Bhagavad Gita 14.19 and 14.20

A Yogi who has proceeded through the path of Yoga to attain Jnana, under the guidance of a teacher who has Self Knowledge, undertakes Yoga only to get Jnana. His teacher would have helped him negate all the gunas superimposed on his Self, gradually, through different teaching methodologies ranging from Karma Yoga to Raja Yoga to Jnana Yoga. For such a prepared mind, attainment of Jnana, finally happens when he knows that he is not the gunas but their Witness.
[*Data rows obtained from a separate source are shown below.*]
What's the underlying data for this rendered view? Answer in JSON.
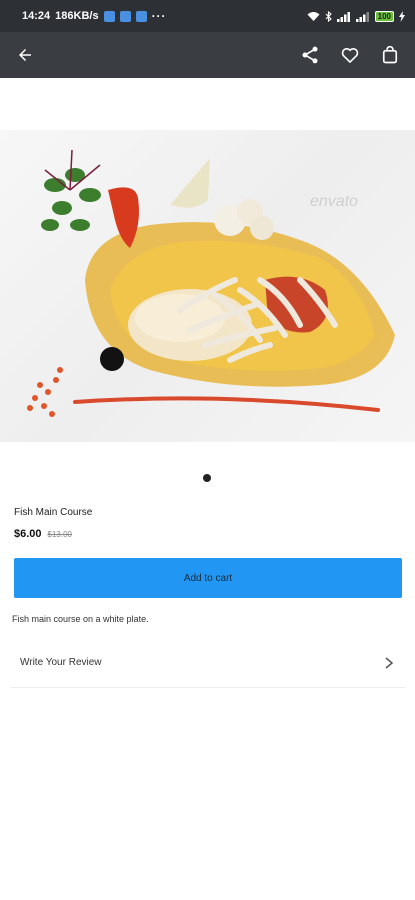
{
  "status_bar": {
    "time": "14:24",
    "speed": "186KB/s",
    "dots": "···",
    "battery": "100"
  },
  "product": {
    "title": "Fish Main Course",
    "price": "$6.00",
    "old_price": "$13.00",
    "add_to_cart_label": "Add to cart",
    "description": "Fish main course on a white plate.",
    "review_label": "Write Your Review",
    "image_watermark": "envato"
  },
  "icons": {
    "back": "arrow-back-icon",
    "share": "share-icon",
    "favorite": "heart-icon",
    "cart": "shopping-bag-icon",
    "review_chevron": "chevron-right-icon"
  },
  "colors": {
    "status_bar": "#2d3035",
    "app_bar": "#3a3d42",
    "primary_button": "#2196f3"
  }
}
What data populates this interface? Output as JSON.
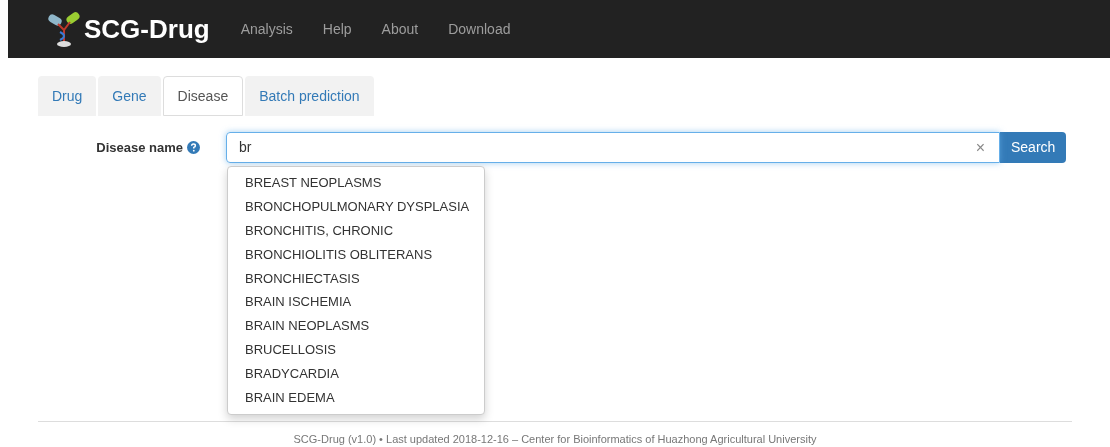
{
  "navbar": {
    "brand": "SCG-Drug",
    "links": [
      "Analysis",
      "Help",
      "About",
      "Download"
    ]
  },
  "tabs": [
    {
      "label": "Drug",
      "selected": false
    },
    {
      "label": "Gene",
      "selected": false
    },
    {
      "label": "Disease",
      "selected": true
    },
    {
      "label": "Batch prediction",
      "selected": false
    }
  ],
  "form": {
    "label": "Disease name",
    "value": "br",
    "clear": "×",
    "button": "Search"
  },
  "suggestions": [
    "BREAST NEOPLASMS",
    "BRONCHOPULMONARY DYSPLASIA",
    "BRONCHITIS, CHRONIC",
    "BRONCHIOLITIS OBLITERANS",
    "BRONCHIECTASIS",
    "BRAIN ISCHEMIA",
    "BRAIN NEOPLASMS",
    "BRUCELLOSIS",
    "BRADYCARDIA",
    "BRAIN EDEMA"
  ],
  "footer": "SCG-Drug (v1.0) • Last updated 2018-12-16 – Center for Bioinformatics of Huazhong Agricultural University"
}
So the Jnani solves the problem of experience by understanding that he is not the three gunas. In his essential nature as Atma, he is beyond both the experience and the experiencer. So he is not interested, not at all bothered, not at all concerned about changing anything in his experience. He just knows that he is their Witness and that as Witness he is untouched by the three gunas. There is never any contact of the Self/Atma/Witness with the gunas so he does not bother changing them, controlling them or manipulating them. This is the Asparsha Yoga/Contactless Yoga of Gaudapda.

The Bahagavad Gita quote 14.20 shows that the “embodied one” is released from all suffering and attains immortality. This is the Jnani who is the Jivanmukta – one who has acquired the knowledge that, being beyond the gunas, he is not the doer, but the gunas who are the doer.

As already stated previously in this article, not being a doer, does not mean he is seen doing nothing. He is seen doing but the jnani knows that he is doing nothing: it is the gunas which are doing. Only when one does not have this firm and direct knowledge, does one fiddle and medddle with gunas to make them sattvic etc. A jnani being Self just witnesses them doing their work.

Just as a well-lighted fire reduces wood to ashes, so too, Arjuna ! the fire of (Self) knowledge reduces all actions (results of actions) to ashes.

– Bhagavad Gita 4.37